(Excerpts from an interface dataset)
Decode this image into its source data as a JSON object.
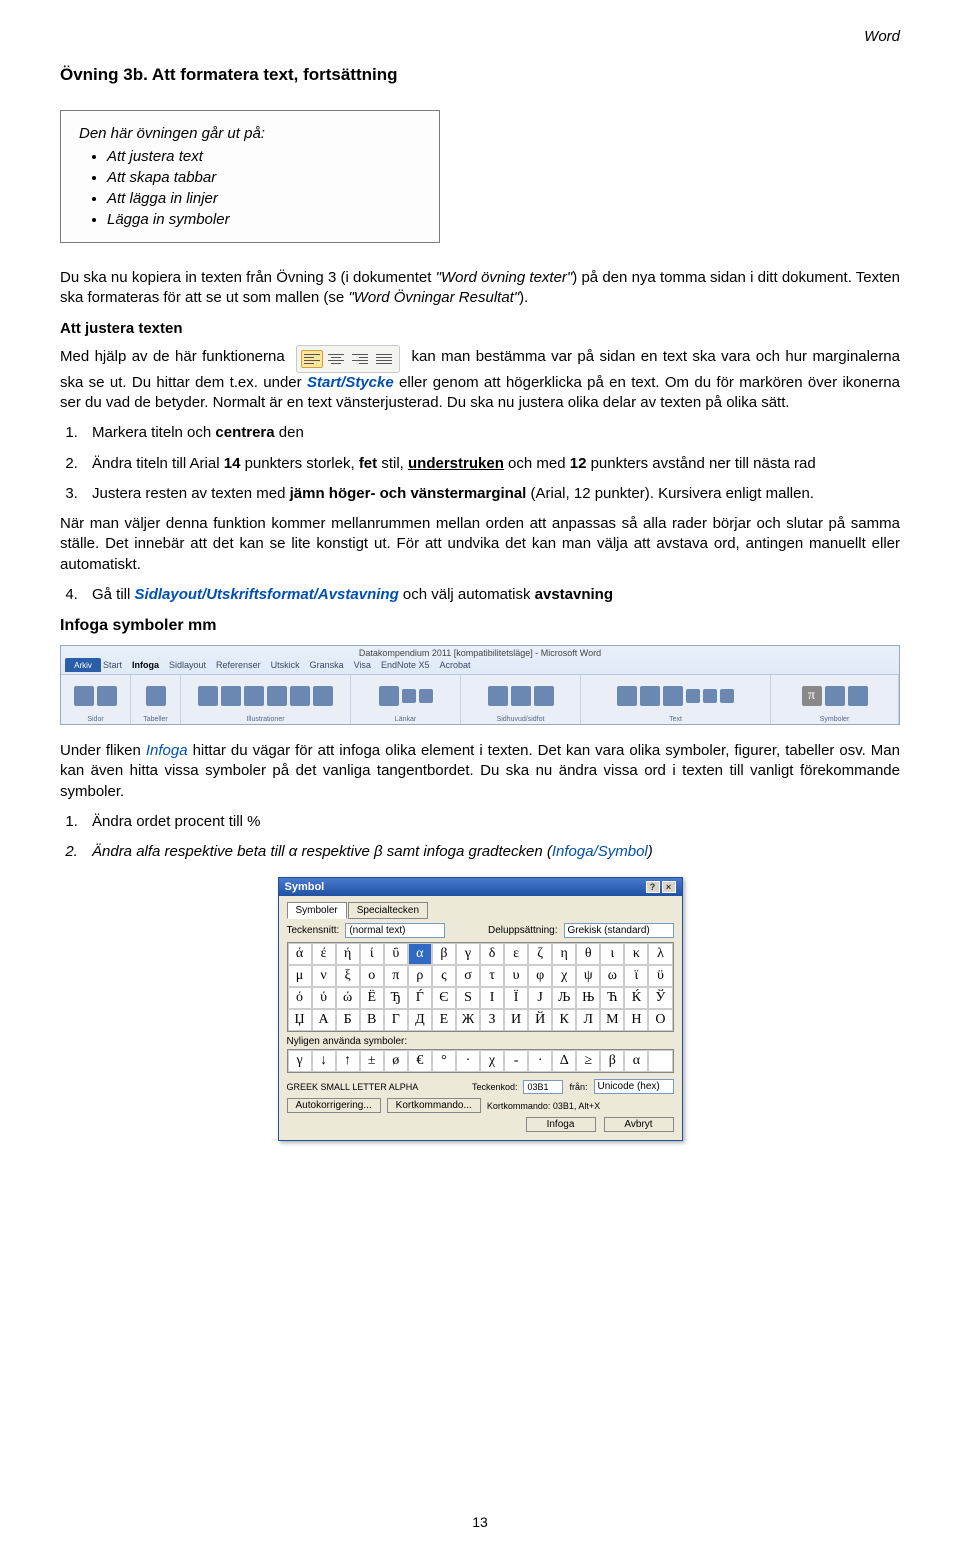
{
  "header": {
    "label": "Word"
  },
  "title": "Övning 3b. Att formatera text, fortsättning",
  "infobox": {
    "lead": "Den här övningen går ut på:",
    "items": [
      "Att justera text",
      "Att skapa tabbar",
      "Att lägga in linjer",
      "Lägga in symboler"
    ]
  },
  "para1_a": "Du ska nu kopiera in texten från Övning 3 (i dokumentet ",
  "para1_b": "\"Word övning texter\"",
  "para1_c": ") på den nya tomma sidan i ditt dokument. Texten ska formateras för att se ut som mallen (se ",
  "para1_d": "\"Word Övningar Resultat\"",
  "para1_e": ").",
  "h_justera": "Att justera texten",
  "para2_a": "Med hjälp av de här funktionerna ",
  "para2_b": " kan man bestämma var på sidan en text ska vara och hur marginalerna ska se ut. Du hittar dem t.ex. under ",
  "para2_c": "Start/Stycke",
  "para2_d": " eller genom att högerklicka på en text. Om du för markören över ikonerna ser du vad de betyder. Normalt är en text vänsterjusterad. Du ska nu justera olika delar av texten på olika sätt.",
  "list1": {
    "i1_a": "Markera titeln och ",
    "i1_b": "centrera",
    "i1_c": " den",
    "i2_a": "Ändra titeln till Arial ",
    "i2_b": "14",
    "i2_c": " punkters storlek, ",
    "i2_d": "fet",
    "i2_e": " stil, ",
    "i2_f": "understruken",
    "i2_g": " och med ",
    "i2_h": "12",
    "i2_i": " punkters avstånd ner till nästa rad",
    "i3_a": "Justera resten av texten med ",
    "i3_b": "jämn höger- och vänstermarginal",
    "i3_c": " (Arial, 12 punkter). Kursivera enligt mallen."
  },
  "para3": "När man väljer denna funktion kommer mellanrummen mellan orden att anpassas så alla rader börjar och slutar på samma ställe. Det innebär att det kan se lite konstigt ut. För att undvika det kan man välja att avstava ord, antingen manuellt eller automatiskt.",
  "list2": {
    "i4_a": "Gå till ",
    "i4_b": "Sidlayout/Utskriftsformat/Avstavning",
    "i4_c": " och välj automatisk ",
    "i4_d": "avstavning"
  },
  "h_infoga": "Infoga symboler mm",
  "ribbon": {
    "doc_title": "Datakompendium 2011 [kompatibilitetsläge] - Microsoft Word",
    "file": "Arkiv",
    "tabs": [
      "Start",
      "Infoga",
      "Sidlayout",
      "Referenser",
      "Utskick",
      "Granska",
      "Visa",
      "EndNote X5",
      "Acrobat"
    ],
    "groups": [
      "Sidor",
      "Tabeller",
      "Illustrationer",
      "Länkar",
      "Sidhuvud/sidfot",
      "Text",
      "Symboler"
    ]
  },
  "para4_a": "Under fliken ",
  "para4_b": "Infoga",
  "para4_c": " hittar du vägar för att infoga olika element i texten. Det kan vara olika symboler, figurer, tabeller osv. Man kan även hitta vissa symboler på det vanliga tangentbordet. Du ska nu ändra vissa ord i texten till vanligt förekommande symboler.",
  "list3": {
    "i1": "Ändra ordet procent till %",
    "i2_a": "Ändra alfa respektive beta till α respektive β samt infoga gradtecken (",
    "i2_b": "Infoga/Symbol",
    "i2_c": ")"
  },
  "dialog": {
    "title": "Symbol",
    "tabs": [
      "Symboler",
      "Specialtecken"
    ],
    "font_label": "Teckensnitt:",
    "font_value": "(normal text)",
    "subset_label": "Deluppsättning:",
    "subset_value": "Grekisk (standard)",
    "recent_label": "Nyligen använda symboler:",
    "charname": "GREEK SMALL LETTER ALPHA",
    "code_label": "Teckenkod:",
    "code_value": "03B1",
    "from_label": "från:",
    "from_value": "Unicode (hex)",
    "auto_btn": "Autokorrigering...",
    "short_btn": "Kortkommando...",
    "short_info": "Kortkommando: 03B1, Alt+X",
    "insert_btn": "Infoga",
    "cancel_btn": "Avbryt"
  },
  "chart_data": {
    "type": "table",
    "title": "Symbol grid",
    "rows": [
      [
        "ά",
        "έ",
        "ή",
        "ί",
        "ΰ",
        "α",
        "β",
        "γ",
        "δ",
        "ε",
        "ζ",
        "η",
        "θ",
        "ι",
        "κ",
        "λ"
      ],
      [
        "μ",
        "ν",
        "ξ",
        "ο",
        "π",
        "ρ",
        "ς",
        "σ",
        "τ",
        "υ",
        "φ",
        "χ",
        "ψ",
        "ω",
        "ϊ",
        "ϋ"
      ],
      [
        "ό",
        "ύ",
        "ώ",
        "Ё",
        "Ђ",
        "Ѓ",
        "Є",
        "Ѕ",
        "І",
        "Ї",
        "Ј",
        "Љ",
        "Њ",
        "Ћ",
        "Ќ",
        "Ў"
      ],
      [
        "Џ",
        "А",
        "Б",
        "В",
        "Г",
        "Д",
        "Е",
        "Ж",
        "З",
        "И",
        "Й",
        "К",
        "Л",
        "М",
        "Н",
        "О"
      ]
    ],
    "selected": [
      0,
      5
    ],
    "recent": [
      "γ",
      "↓",
      "↑",
      "±",
      "ø",
      "€",
      "°",
      "·",
      "χ",
      "-",
      "·",
      "Δ",
      "≥",
      "β",
      "α",
      ""
    ]
  },
  "page_number": "13"
}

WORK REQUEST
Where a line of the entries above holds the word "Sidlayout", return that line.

RESULT OF THIS EXERCISE
    "i4_b": "Sidlayout/Utskriftsformat/Avstavning",
      "Sidlayout",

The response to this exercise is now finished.